(Supplied records begins)

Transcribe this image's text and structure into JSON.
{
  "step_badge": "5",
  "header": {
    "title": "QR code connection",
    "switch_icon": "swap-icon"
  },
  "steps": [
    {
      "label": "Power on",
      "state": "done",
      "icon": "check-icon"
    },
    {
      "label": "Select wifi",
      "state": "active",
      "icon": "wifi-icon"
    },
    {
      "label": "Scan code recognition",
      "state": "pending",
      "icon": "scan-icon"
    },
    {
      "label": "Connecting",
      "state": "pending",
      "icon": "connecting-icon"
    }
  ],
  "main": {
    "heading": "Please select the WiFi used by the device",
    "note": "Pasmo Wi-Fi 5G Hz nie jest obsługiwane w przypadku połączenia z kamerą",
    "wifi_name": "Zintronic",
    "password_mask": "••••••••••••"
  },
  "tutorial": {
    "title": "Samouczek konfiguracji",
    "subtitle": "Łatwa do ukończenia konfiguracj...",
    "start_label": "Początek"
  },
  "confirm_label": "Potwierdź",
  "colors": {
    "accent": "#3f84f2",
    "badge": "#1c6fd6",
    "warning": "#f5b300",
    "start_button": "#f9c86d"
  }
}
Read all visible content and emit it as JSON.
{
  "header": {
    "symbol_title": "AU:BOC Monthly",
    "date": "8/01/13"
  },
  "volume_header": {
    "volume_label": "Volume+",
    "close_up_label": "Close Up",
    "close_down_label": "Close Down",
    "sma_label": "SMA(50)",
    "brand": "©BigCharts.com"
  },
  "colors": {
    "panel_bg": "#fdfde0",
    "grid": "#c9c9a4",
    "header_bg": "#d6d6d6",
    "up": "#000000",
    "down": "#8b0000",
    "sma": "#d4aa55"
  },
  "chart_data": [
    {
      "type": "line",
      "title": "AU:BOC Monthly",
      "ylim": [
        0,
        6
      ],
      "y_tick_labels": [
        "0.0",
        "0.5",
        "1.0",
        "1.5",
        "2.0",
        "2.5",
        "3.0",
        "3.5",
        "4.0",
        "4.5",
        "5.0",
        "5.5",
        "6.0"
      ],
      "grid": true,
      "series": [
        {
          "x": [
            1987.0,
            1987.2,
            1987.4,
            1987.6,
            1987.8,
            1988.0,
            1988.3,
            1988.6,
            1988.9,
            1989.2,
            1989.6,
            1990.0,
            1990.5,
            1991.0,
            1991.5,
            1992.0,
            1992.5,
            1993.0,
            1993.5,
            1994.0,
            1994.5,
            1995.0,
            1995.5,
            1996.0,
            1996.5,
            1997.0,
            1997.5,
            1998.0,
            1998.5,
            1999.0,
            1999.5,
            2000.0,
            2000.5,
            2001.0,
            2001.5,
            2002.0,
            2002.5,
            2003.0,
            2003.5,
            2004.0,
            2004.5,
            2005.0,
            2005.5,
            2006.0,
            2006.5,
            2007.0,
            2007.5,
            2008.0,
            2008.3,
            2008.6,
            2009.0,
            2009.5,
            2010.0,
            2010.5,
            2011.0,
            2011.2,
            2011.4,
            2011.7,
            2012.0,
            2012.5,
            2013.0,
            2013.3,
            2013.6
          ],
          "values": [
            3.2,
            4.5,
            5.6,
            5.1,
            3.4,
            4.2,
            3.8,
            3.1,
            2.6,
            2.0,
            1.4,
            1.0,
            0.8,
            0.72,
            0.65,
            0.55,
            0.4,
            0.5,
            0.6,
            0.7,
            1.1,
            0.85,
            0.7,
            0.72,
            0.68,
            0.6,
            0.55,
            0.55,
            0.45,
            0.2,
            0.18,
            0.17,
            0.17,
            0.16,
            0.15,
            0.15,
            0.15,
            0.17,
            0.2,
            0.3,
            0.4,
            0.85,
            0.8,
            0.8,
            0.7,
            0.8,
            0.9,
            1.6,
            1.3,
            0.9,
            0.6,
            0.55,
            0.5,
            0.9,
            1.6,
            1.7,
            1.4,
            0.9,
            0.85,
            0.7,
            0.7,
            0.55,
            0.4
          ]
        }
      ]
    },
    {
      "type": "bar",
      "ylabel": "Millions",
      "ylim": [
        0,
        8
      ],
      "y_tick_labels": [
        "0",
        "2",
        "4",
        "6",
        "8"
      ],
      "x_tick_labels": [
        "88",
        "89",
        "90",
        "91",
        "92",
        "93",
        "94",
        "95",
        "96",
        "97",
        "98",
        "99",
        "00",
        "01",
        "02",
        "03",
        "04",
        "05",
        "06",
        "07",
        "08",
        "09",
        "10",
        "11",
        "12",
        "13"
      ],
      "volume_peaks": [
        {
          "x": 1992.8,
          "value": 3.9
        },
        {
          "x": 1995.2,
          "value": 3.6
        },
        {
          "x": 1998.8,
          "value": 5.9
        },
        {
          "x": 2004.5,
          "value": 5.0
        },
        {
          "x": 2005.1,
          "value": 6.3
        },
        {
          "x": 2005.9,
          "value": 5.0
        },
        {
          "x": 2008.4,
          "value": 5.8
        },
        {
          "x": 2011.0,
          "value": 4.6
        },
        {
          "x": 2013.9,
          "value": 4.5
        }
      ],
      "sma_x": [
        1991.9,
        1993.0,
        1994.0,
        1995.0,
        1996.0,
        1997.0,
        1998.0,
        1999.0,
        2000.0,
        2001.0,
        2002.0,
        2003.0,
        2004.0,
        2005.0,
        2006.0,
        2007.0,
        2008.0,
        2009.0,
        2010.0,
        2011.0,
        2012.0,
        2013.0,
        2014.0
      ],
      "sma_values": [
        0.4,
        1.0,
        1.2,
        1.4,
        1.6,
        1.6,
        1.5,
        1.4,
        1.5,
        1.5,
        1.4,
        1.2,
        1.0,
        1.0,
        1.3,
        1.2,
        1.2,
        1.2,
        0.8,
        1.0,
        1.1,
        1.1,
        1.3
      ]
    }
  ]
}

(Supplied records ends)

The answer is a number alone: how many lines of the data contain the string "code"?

2